Bratton pointed to the early failure in Iraq to stop the looting as a tipping point that he believes initially drove the country into chaos. And he's convinced that more troops and aggressive policing could tip the balance back.
"It worked in Boston, New York [and] could work in Los Angeles, if I had the resources," he said. "Over time -- because it's going to take a long time -- it could work in an area right now as tumultuous as Iraq. I truly do believe that."
'Worth Examining and Watching'
In fighting violence or establishing a democracy or battling disease, the theory is complicated by the possibility of numerous tipping points over a period of time. And perhaps it is only in looking back that we will be able to recognize exactly what they might have been.
"Of course, it's easiest to see these kinds of things in retrospect," Gladwell said. "But I think there are moments, and occasions, when it is obvious to us when we're going through one of these kind of cataclysmic shifts.
"We have a very, very strong suspicion that what's going on in Iraq right now with the election is such a shift," he added. "I think we can develop a strong suspicion that this is something worth examining and watching."
Tom Friedman, a Pulitzer Prize-winning author and a columnist for The New York Times, believes the prism of the elections has reframed the way people see the situation in Iraq.
"Before the election … the meta-story in Iraq was 'Iraqi insurgents, against American occupiers and their Iraqi lackeys.'" Friedman said. "After the election, the whole issue in Iraq has been reframed much more as a civil war between a tiny jihadist insurgency and Baathist insurgency, against what is clearly an overwhelming Iraqi majority that aspires to some form of constitutionalism and pluralism."
Combination of Factors
But often it takes more than a single factor to create a decisive tipping point, Gladwell said.
"There was a tipping point with rock music in the early 1960s, and that had to do with music but also technology -- portable radios, which had to do with … the development of special kinds of batteries and the transistor," Gladwell said. "There was a confluence of … cultural forces and technological forces that combined to create a tipping point in that area.
"I would like to see, if this [election] is to serve as a tipping point for Iraq, some similar combination of factors," he said. "It's not enough for this simply to be a political transformation.
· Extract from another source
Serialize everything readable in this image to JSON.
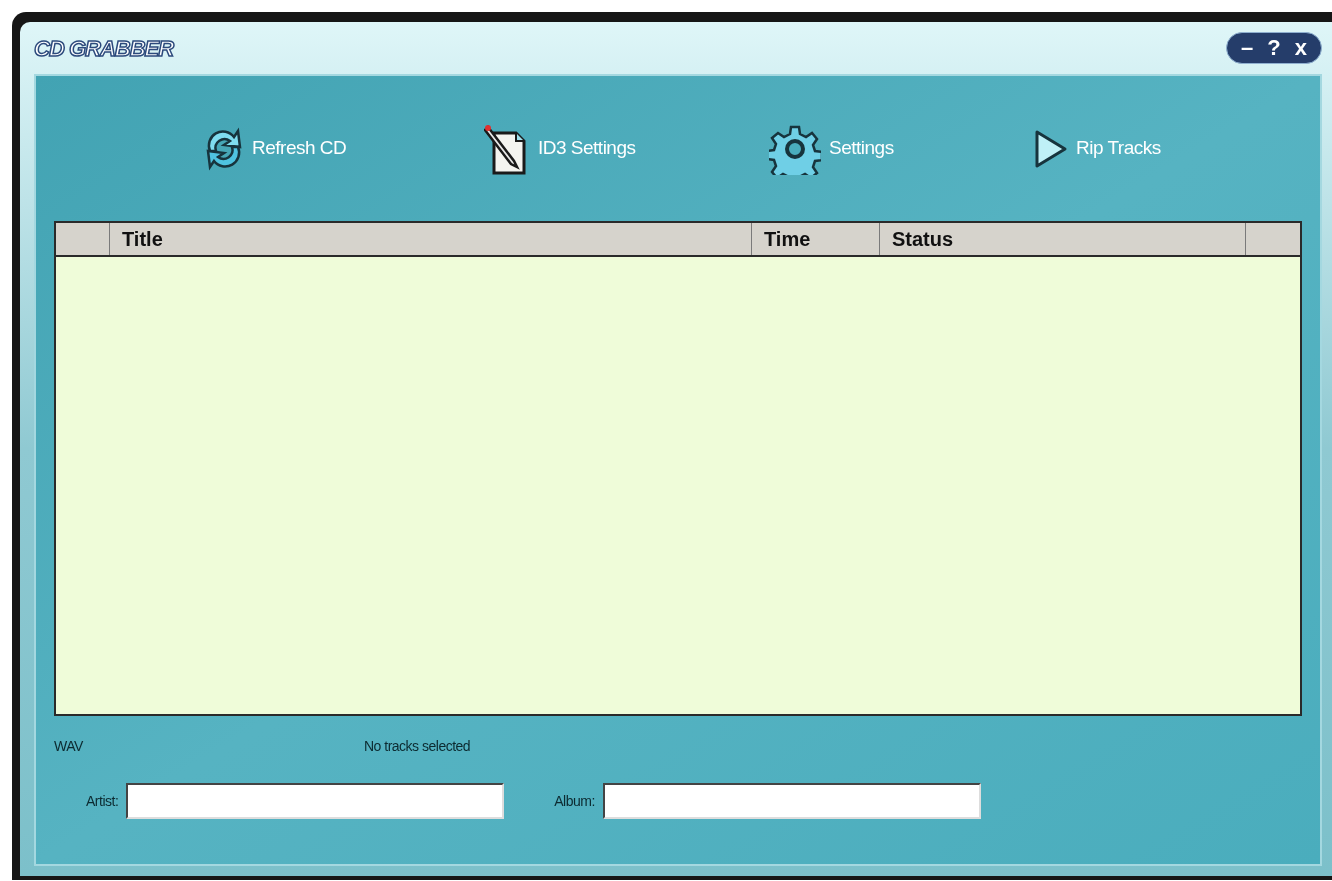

There has to be some other kind of transformation that joins forces with this to create some kind of lasting and permanent change. I'd like to see, for example, some sort of economic … tipping point. Or I would like to see some change on the religious front that permits the political change to have much more legs."
The number of tipping point elements surrounding Iraq may be building, Friedman said, but are not necessarily all in place yet for the last tipping point to the region's final outcome.
"If we put all the events in the Middle East together, we're seeing the equivalent of the fall of the Berlin Wall there," Friedman said. "That is truly good news. The bad news is that [former Czech President] Vaclav Havel and the [politically active Polish] Solidarity trade movement are not on the other side.
"That is, the level of civil society that we saw in Eastern Europe, already there, ready to almost jump into the West, isn't there in the Middle East," Friedman said. "And that's why all of these tipping points, while necessary, are still not quite sufficient for the kind of decent progressive outcome that we all hope for. But they are necessary. And that's why they're hugely important."
Chris Bury and Ted Koppel originally reported this story on "Nightline" on Feb. 22, 2005.